So Poorman’s suggestion: Stay conservative about new expenses and adjust the budget accordingly.

4. Keep expenses in check with a budget.

With half a dozen long weekends and 2 bigger trips a year, travel costs add up fast. Poorman suggests setting a travel budget so vacations don’t damage the rest of the financial plan—either agreeing on an average trip cost or dedicating a chunk of each paycheck to a travel fund.

While fixed expenses are in good shape, Feilmeyer says that “gas, groceries, and fun” can sometimes leave the bank account running on empty. Poorman says planning can help with these variable expenses, too.

Rather than leaving it up to chance, set money aside for those things. Use several bank statements to figure out a range, then set an amount toward the higher end. “John Mark is diligent about budgeting for fixed expenses,” Poorman says, “and it’s not too much more to apply the same logic to variable expenses.”

Once you’ve got those amounts set aside (having them automatically placed in a separate account every paycheck could help), then you know you can spend the rest however you want.

5. Keep the debt in check.

Debt is one area where Feilmeyer feels he could do more. “We don’t have a crushing debt load,” he says. “But I feel like people who are financially responsible are doing more to get rid of debt.” Feilmeyer has student loans, a car payment, and a few mortgages (he owns a rental house).

“He’s in pretty good shape,” Poorman says. Feilmeyer refinanced his student loan debt to a quicker repayment schedule and a lower interest rate. That should save money over time.

The mortgage on the rental property could be an issue if the house ever sits vacant, in which case he’ll have to be ready to carry the mortgage until he finds a renter.

What he's doing now

Icon of a check mark. Maximizing employer contribution to his retirement plan.

Icon of a check mark. Putting more retirement savings in an IRA.

Icon of a check mark. Stocking an emergency fund with 2 months’ expenses.

Icon of a check mark. Controlling fixed expenses.

What he'll do next

Icon of a check mark. Get specific about retirement income needs and adjust contributions.

Icon of a check mark. Start building the emergency fund to 6 months’ expenses.

Icon of a check mark. Consider supplemental disability insurance coverage and long-term care insurance.

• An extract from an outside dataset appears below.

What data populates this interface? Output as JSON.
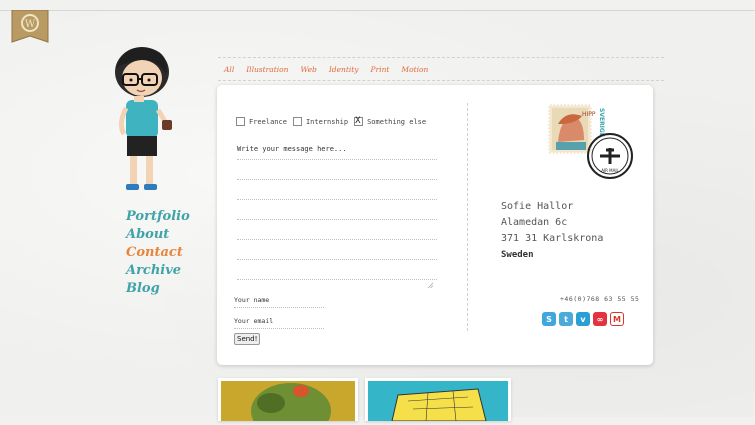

Icon of a check mark. Research expenses for having kids and come up with budget adjustments.

Icon of a check mark. Set budgets for travel and variable expenses.


What to do next?

1 Based on analysis conducted by the Principal Financial Group®, October 2015. The estimate assumes a 40-year span of accumulating savings and the following facts: retirement at age 65; a combined individual and plan sponsor contribution of 12%; Social Security providing 40% replacement of income; 7% annual market returns; 2.5% annual inflation; and 3.5% annual wage growth over 40 years in the workforce. This estimate is based on a goal of replacing about 85% of salary. The assumed rate of return for the analysis is hypothetical and does not guarantee any future returns nor represent the return of any particular investment. Contributions do not take into account the impact of taxes on pre-tax distributions. Individual results will vary. Participants should regularly review their savings progress and post-retirement needs.

The subject matter in this communication is educational only and provided with the understanding that Principal® is not rendering egal, accounting, investment advice or tax advice. You should consult with appropriate counsel or other advisors on all matters pertaining to legal, tax, investment or accounting obligations and requirements.

Disability insurance has limitations and exclusions. For cost and coverage details, contact your Principal representative.

Investment advisory products offered through Principal Advised Services, LLC. Disability insurance issued by Principal Life Insurance Company. Principal Advised Services and Principal Life are a members of the Principal Financial Group®, Des Moines, IA 50392.